Records for this exercise:
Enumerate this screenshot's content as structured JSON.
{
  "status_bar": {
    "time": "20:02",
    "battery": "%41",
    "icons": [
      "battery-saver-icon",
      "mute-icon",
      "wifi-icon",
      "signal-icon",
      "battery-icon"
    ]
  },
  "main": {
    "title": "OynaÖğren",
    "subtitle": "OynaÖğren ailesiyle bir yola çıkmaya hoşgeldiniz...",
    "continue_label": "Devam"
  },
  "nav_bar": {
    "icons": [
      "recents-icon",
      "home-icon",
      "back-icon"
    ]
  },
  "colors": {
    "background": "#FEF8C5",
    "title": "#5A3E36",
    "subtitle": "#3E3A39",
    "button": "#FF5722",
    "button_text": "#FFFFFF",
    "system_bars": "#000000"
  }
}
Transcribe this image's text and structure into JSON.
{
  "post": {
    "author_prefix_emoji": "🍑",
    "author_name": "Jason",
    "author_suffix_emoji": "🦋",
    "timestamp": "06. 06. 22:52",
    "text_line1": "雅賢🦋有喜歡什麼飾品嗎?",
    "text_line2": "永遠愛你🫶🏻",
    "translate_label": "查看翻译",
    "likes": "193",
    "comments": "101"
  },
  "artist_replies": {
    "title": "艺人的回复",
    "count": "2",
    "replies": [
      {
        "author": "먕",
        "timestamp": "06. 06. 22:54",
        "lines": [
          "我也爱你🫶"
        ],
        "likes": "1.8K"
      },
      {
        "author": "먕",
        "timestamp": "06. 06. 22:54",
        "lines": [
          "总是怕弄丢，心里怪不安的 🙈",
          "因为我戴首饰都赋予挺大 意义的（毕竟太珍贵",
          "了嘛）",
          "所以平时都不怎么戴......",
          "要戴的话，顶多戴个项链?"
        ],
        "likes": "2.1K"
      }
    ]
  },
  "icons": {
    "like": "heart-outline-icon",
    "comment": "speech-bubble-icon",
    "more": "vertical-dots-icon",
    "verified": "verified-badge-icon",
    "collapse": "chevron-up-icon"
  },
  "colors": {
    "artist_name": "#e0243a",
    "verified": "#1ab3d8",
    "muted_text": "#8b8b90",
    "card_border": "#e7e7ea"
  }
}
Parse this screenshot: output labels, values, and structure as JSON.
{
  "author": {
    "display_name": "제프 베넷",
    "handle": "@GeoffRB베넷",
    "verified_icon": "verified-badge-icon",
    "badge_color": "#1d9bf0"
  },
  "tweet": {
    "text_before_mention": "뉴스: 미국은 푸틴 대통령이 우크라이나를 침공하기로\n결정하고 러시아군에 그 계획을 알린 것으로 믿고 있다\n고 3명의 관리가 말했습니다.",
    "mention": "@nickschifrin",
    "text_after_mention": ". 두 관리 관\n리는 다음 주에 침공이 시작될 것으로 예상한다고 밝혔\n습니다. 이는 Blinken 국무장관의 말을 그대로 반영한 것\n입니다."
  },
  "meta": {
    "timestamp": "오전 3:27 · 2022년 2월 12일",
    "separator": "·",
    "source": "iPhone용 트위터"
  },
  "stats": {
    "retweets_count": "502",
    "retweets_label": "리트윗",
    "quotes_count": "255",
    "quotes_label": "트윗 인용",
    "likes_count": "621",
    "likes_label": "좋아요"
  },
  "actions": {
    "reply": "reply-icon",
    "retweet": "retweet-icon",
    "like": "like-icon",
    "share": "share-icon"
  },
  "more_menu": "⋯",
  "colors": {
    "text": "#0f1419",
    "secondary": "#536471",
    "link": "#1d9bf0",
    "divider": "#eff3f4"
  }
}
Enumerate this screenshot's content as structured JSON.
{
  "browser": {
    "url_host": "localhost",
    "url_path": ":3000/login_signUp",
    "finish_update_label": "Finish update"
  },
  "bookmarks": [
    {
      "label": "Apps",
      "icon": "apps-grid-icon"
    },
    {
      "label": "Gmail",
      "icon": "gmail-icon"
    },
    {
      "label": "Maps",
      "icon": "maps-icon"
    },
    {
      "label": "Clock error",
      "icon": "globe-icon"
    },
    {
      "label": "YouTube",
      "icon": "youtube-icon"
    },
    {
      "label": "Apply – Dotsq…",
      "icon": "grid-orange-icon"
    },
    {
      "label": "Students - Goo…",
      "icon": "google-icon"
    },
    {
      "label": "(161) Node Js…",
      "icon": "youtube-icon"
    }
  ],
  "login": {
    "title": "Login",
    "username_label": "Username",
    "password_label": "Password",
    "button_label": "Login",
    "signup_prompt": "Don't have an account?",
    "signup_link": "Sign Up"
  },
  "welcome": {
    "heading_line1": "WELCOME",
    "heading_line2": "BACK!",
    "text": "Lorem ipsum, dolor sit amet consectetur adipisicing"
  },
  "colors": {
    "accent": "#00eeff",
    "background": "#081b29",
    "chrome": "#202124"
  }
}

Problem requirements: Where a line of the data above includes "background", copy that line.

Answer space:
    "background": "#FEF8C5",
    "background": "#081b29",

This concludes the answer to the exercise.